- Rising Interest Rates: Data from the Federal Reserve in August recorded an unprecedented average interest rate of over 21% for all cardholders. Retail store cards are particularly onerous, with some charging rates over 30%, as reported by industry analyst Ted Rossman from CreditCards.com.
- Legislation in the Offing: Sen. Josh Hawley has proposed the “Capping Credit Card Interest Rates Act”. This legislation targets a maximum APR of 18% and curtails the ability of companies to heighten other fees.
Other Regulatory Initiatives
- The Consumer Financial Protection Bureau (CFPB) has suggested a new rule to cut down fees related to late credit card payments. Specifically, this would mean a reduction in fees from a potential $41 to just $8 for missed payments.
- A collective effort from Senators Richard Durbin, Roger Marshall, J.D. Vance, and Peter Welch introduced the “Credit Card Competition Act” in June, aiming to curtail merchant card transaction fees that consumers often bear.
Challenges in Implementation
Despite growing support, there’s uncertainty surrounding the implementation of these measures. Democrats are likely to back Sen. Hawley’s bill, but opposition in the Senate and a Republican-led House make its future uncertain.
The CFPB also faces potential legal battles that might invalidate its rule-making endeavors.
Impact on the Average American
- Credit Reliance: Americans, grappling with inflation-induced price hikes on basic needs, have increasingly turned to credit cards. The Federal Reserve Bank of New York identifies these as the leading form of household debt, witnessing a surge of 70 million more accounts since 2019.
- Rate Caps: There’s no prevalent federal ceiling on credit card interest rates. Exceptions exist, such as the 36% cap for active-duty servicemembers and their dependents and an 18% limit for federally chartered credit unions. Prior legislative attempts, like proposals from Sen. Bernie Sanders and Rep. Alexandria Ocasio-Cortez in 2019, have sought to limit these rates.
Public Perception and Financial Behavior
A recent Affirm survey delves into American attitudes toward credit card debt:
- 79% of Americans believe they could better manage their finances.
- Increased savings were observed, with 68% resorting to this as a financial strategy in H1 2023. This likely contributes to 76% feeling prepared for a potential economic downturn.
- Despite these savings, overspending remains an issue. Respondents reported an average over-spend of $350 over six months.
Alternative Payment Methods Gain Traction
With credit card debt concerns, ‘Buy Now, Pay Later’ (BNPL) has become a preferred choice for 48% of Americans. These services offer consumers an opportunity to better manage their spending by analyzing their financial position before approving a purchase.
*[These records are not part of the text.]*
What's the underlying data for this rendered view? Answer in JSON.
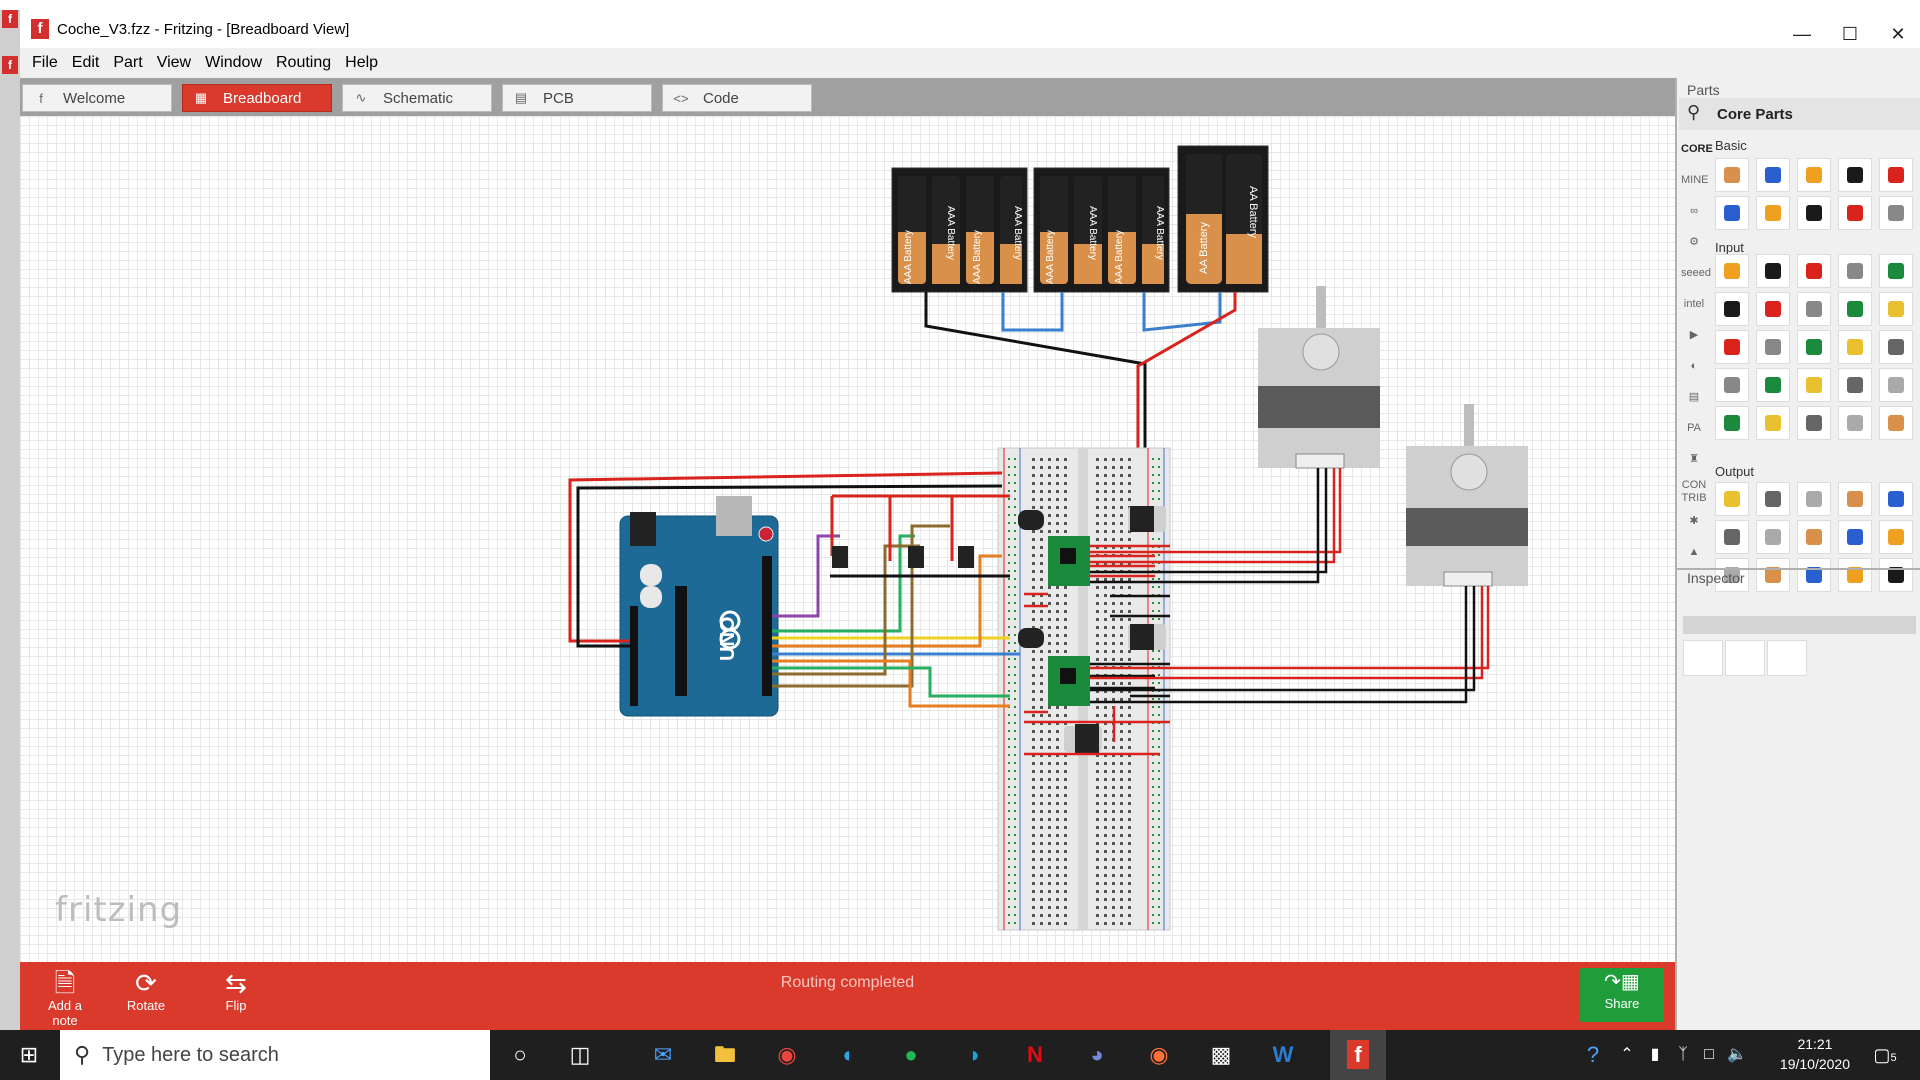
{
  "window": {
    "title": "Coche_V3.fzz - Fritzing - [Breadboard View]",
    "app_icon": "f",
    "controls": [
      "minimize-icon",
      "maximize-icon",
      "close-icon"
    ]
  },
  "menu": [
    "File",
    "Edit",
    "Part",
    "View",
    "Window",
    "Routing",
    "Help"
  ],
  "tabs": [
    {
      "label": "Welcome",
      "icon": "fritzing-icon",
      "active": false
    },
    {
      "label": "Breadboard",
      "icon": "breadboard-icon",
      "active": true
    },
    {
      "label": "Schematic",
      "icon": "schematic-icon",
      "active": false
    },
    {
      "label": "PCB",
      "icon": "pcb-icon",
      "active": false
    },
    {
      "label": "Code",
      "icon": "code-icon",
      "active": false
    }
  ],
  "canvas": {
    "watermark": "fritzing",
    "battery_labels": {
      "aaa": "AAA Battery",
      "aa": "AA Battery"
    },
    "arduino_label": "UNO"
  },
  "toolbar": {
    "add_note": "Add a note",
    "rotate": "Rotate",
    "flip": "Flip",
    "status": "Routing completed",
    "share": "Share"
  },
  "parts": {
    "title": "Parts",
    "bin_title": "Core Parts",
    "bins": [
      "CORE",
      "MINE",
      "∞",
      "⚙",
      "seeed",
      "intel",
      "▶",
      "◐",
      "▤",
      "PA",
      "♜",
      "CON TRIB",
      "✱",
      "▲"
    ],
    "sections": {
      "basic": "Basic",
      "input": "Input",
      "output": "Output"
    }
  },
  "inspector": {
    "title": "Inspector"
  },
  "taskbar": {
    "search_placeholder": "Type here to search",
    "time": "21:21",
    "date": "19/10/2020",
    "notifications": "5"
  },
  "colors": {
    "accent_red": "#d93a2b",
    "share_green": "#1f9d3a",
    "arduino_blue": "#1d6a96",
    "pcb_green": "#1b8a3c"
  }
}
Credit Card Perks and Dissatisfaction
- A decline in consumer satisfaction with credit card rewards is evident from the J.D. Power 2023 U.S. Credit Card Satisfaction report. The value of rewards earned per dollar is a primary concern, especially for cashback cardholders. Interestingly, cardholders paying substantial annual fees (over $500) express dissatisfaction with the rewards relative to the fees they pay.
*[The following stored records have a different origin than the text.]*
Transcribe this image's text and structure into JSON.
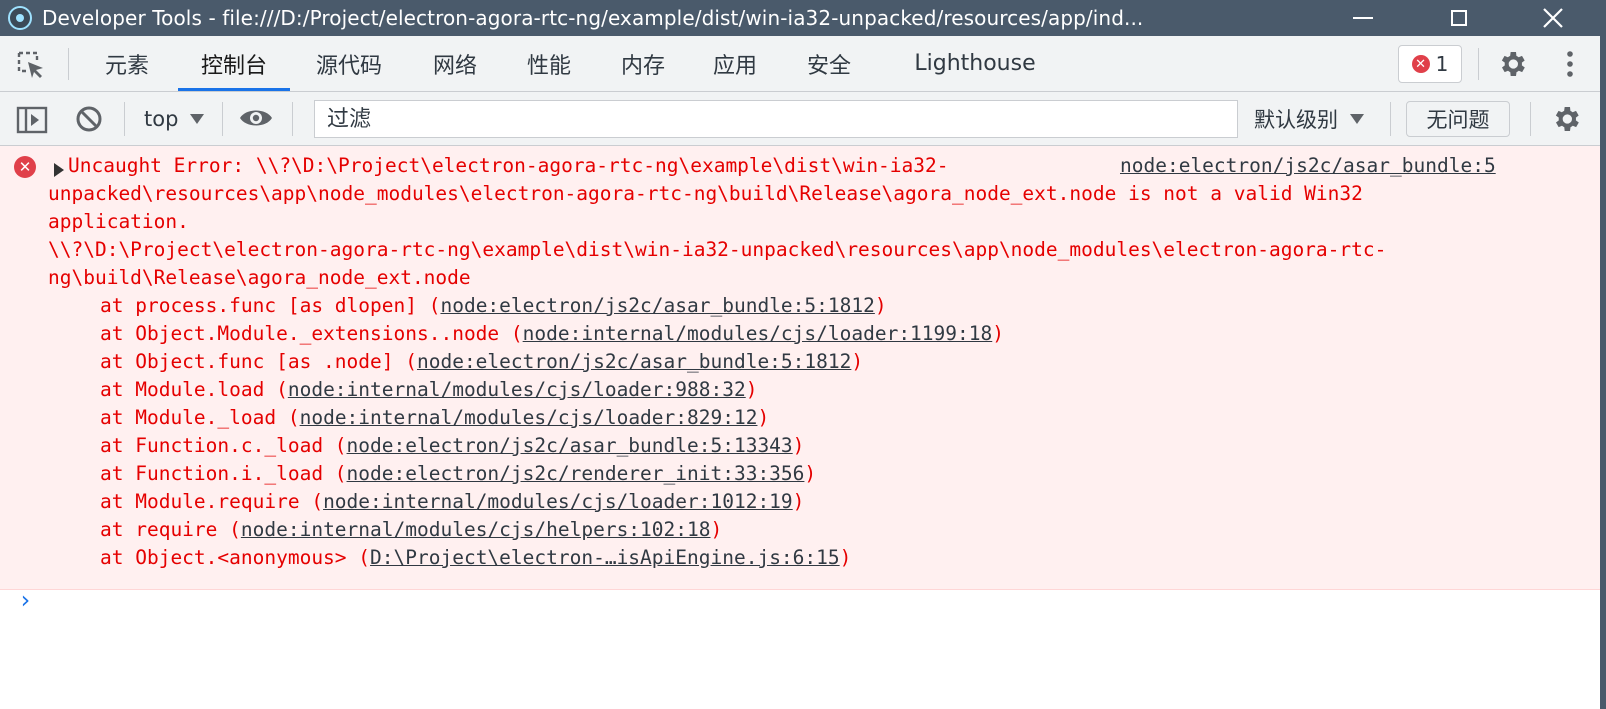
{
  "window": {
    "title": "Developer Tools - file:///D:/Project/electron-agora-rtc-ng/example/dist/win-ia32-unpacked/resources/app/ind..."
  },
  "tabs": [
    {
      "label": "元素"
    },
    {
      "label": "控制台",
      "active": true
    },
    {
      "label": "源代码"
    },
    {
      "label": "网络"
    },
    {
      "label": "性能"
    },
    {
      "label": "内存"
    },
    {
      "label": "应用"
    },
    {
      "label": "安全"
    },
    {
      "label": "Lighthouse"
    }
  ],
  "error_badge": {
    "count": "1",
    "color": "#e0404a"
  },
  "toolbar": {
    "context": "top",
    "filter_placeholder": "过滤",
    "level": "默认级别",
    "issues": "无问题"
  },
  "error": {
    "lines": [
      "Uncaught Error: \\\\?\\D:\\Project\\electron-agora-rtc-ng\\example\\dist\\win-ia32-",
      "unpacked\\resources\\app\\node_modules\\electron-agora-rtc-ng\\build\\Release\\agora_node_ext.node is not a valid Win32",
      "application.",
      "\\\\?\\D:\\Project\\electron-agora-rtc-ng\\example\\dist\\win-ia32-unpacked\\resources\\app\\node_modules\\electron-agora-rtc-",
      "ng\\build\\Release\\agora_node_ext.node"
    ],
    "source": "node:electron/js2c/asar_bundle:5",
    "stack": [
      {
        "fn": "at process.func [as dlopen] (",
        "loc": "node:electron/js2c/asar_bundle:5:1812"
      },
      {
        "fn": "at Object.Module._extensions..node (",
        "loc": "node:internal/modules/cjs/loader:1199:18"
      },
      {
        "fn": "at Object.func [as .node] (",
        "loc": "node:electron/js2c/asar_bundle:5:1812"
      },
      {
        "fn": "at Module.load (",
        "loc": "node:internal/modules/cjs/loader:988:32"
      },
      {
        "fn": "at Module._load (",
        "loc": "node:internal/modules/cjs/loader:829:12"
      },
      {
        "fn": "at Function.c._load (",
        "loc": "node:electron/js2c/asar_bundle:5:13343"
      },
      {
        "fn": "at Function.i._load (",
        "loc": "node:electron/js2c/renderer_init:33:356"
      },
      {
        "fn": "at Module.require (",
        "loc": "node:internal/modules/cjs/loader:1012:19"
      },
      {
        "fn": "at require (",
        "loc": "node:internal/modules/cjs/helpers:102:18"
      },
      {
        "fn": "at Object.<anonymous> (",
        "loc": "D:\\Project\\electron-…isApiEngine.js:6:15"
      }
    ],
    "close_paren": ")"
  },
  "prompt_symbol": "›",
  "colors": {
    "error_text": "#e50000",
    "error_bg": "#fff0f0",
    "accent": "#1a73e8",
    "titlebar": "#4a5a6b"
  }
}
- On a positive note, credit card installment plans, which offer fixed rates over standard variable rates, have been well-received, contributing to increased customer satisfaction.
The Way Forward
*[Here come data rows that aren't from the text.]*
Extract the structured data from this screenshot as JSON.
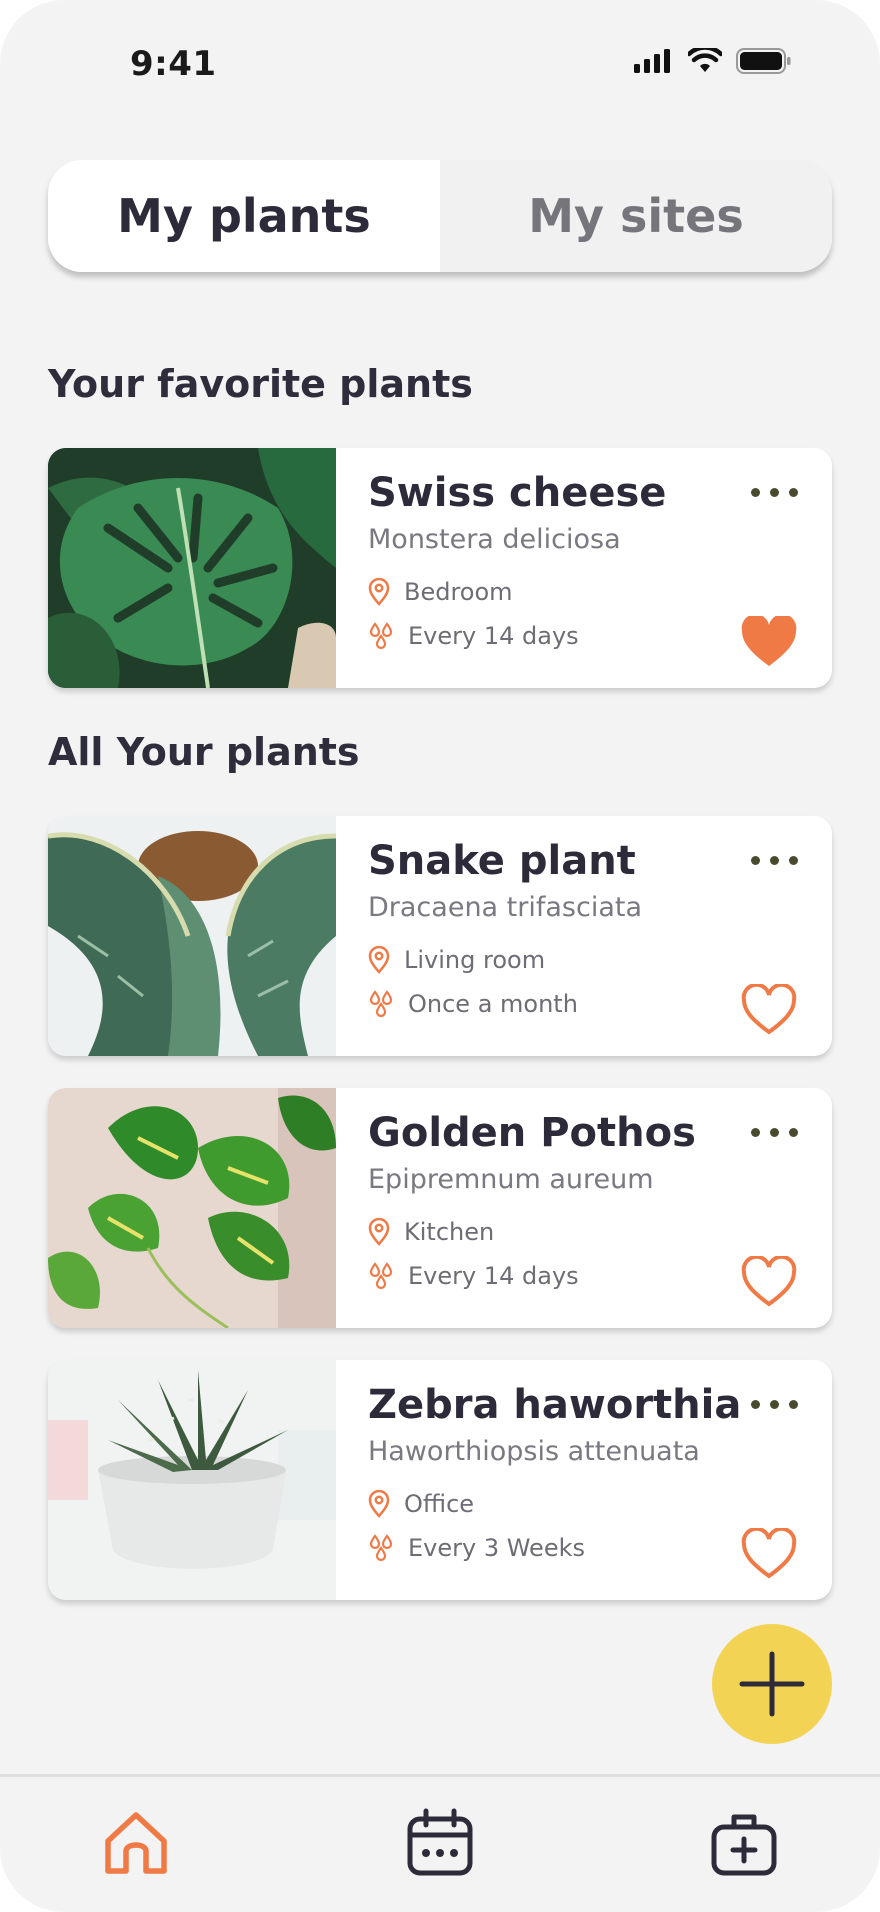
{
  "status_bar": {
    "time": "9:41"
  },
  "tabs": [
    {
      "label": "My plants",
      "active": true
    },
    {
      "label": "My sites",
      "active": false
    }
  ],
  "favorites": {
    "title": "Your favorite plants",
    "plants": [
      {
        "name": "Swiss cheese",
        "scientific": "Monstera deliciosa",
        "location": "Bedroom",
        "watering": "Every 14 days",
        "favorite": true
      }
    ]
  },
  "all_plants": {
    "title": "All Your plants",
    "plants": [
      {
        "name": "Snake plant",
        "scientific": "Dracaena trifasciata",
        "location": "Living room",
        "watering": "Once a month",
        "favorite": false
      },
      {
        "name": "Golden Pothos",
        "scientific": "Epipremnum aureum",
        "location": "Kitchen",
        "watering": "Every 14 days",
        "favorite": false
      },
      {
        "name": "Zebra haworthia",
        "scientific": "Haworthiopsis attenuata",
        "location": "Office",
        "watering": "Every 3 Weeks",
        "favorite": false
      }
    ]
  },
  "fab": {
    "icon": "plus-icon"
  },
  "bottom_nav": [
    {
      "icon": "home-icon",
      "active": true
    },
    {
      "icon": "calendar-icon",
      "active": false
    },
    {
      "icon": "first-aid-kit-icon",
      "active": false
    }
  ],
  "colors": {
    "accent": "#f07a45",
    "fab": "#f2d353",
    "text": "#2d2a3a",
    "background": "#f3f3f3"
  }
}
As credit card debt reaches alarming levels, addressing its ramifications requires a multi-pronged approach:
Enhanced Financial Literacy
There’s a pressing need to elevate financial literacy across the nation. Educational institutions, community organizations, and financial institutions should collaboratively roll out programs focusing on:
- Budgeting: Teaching individuals to create and adhere to a budget can be instrumental in curtailing overspending.
- Understanding Credit: Breaking down the complexities of interest rates, APRs, and fees associated with credit cards can empower consumers to make informed decisions.
- Savings: Reinforcing the importance of regular savings, even in small amounts, can provide a cushion in challenging times.
As credit card debt reaches unprecedented levels, regulatory bodies and consumers alike are seeking ways to manage and alleviate the financial strain. Whether through legislation, alternative financial products, or individual financial strategies, the trend underscores the need for a systemic review of credit practices in the U.S.